Many states have raised the compulsory school attendance age to 17 or 18, anticipating that a reduction in dropout, truancy, and discipline problems will more than compensate for the higher costs of educating students longer.

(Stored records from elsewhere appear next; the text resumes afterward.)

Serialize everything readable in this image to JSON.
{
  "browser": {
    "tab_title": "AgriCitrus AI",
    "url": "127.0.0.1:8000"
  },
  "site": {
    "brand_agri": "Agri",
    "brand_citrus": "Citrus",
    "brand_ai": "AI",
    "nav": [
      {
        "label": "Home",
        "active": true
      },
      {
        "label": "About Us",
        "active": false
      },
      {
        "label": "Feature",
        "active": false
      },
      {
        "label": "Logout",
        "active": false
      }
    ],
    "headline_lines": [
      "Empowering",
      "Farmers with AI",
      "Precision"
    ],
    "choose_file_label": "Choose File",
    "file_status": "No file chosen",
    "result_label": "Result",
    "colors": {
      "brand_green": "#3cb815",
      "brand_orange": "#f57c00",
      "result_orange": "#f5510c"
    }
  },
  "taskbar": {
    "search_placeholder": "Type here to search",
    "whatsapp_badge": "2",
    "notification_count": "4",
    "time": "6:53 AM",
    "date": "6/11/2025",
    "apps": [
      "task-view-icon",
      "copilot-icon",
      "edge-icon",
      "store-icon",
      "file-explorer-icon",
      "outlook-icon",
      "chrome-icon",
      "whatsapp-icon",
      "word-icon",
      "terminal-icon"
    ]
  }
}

This review examines the evidence on whether a higher compulsory school attendance age results in improved student outcomes.
Against this background, this review addresses the following research questions:
What changes have occurred in dropouts, truancy, and disciplinary actions in states that raised their compulsory school attendance age during 2002–11?
What broader social outcomes have been identified in studies using national datasets?
How have these states measured changes in these expected outcomes?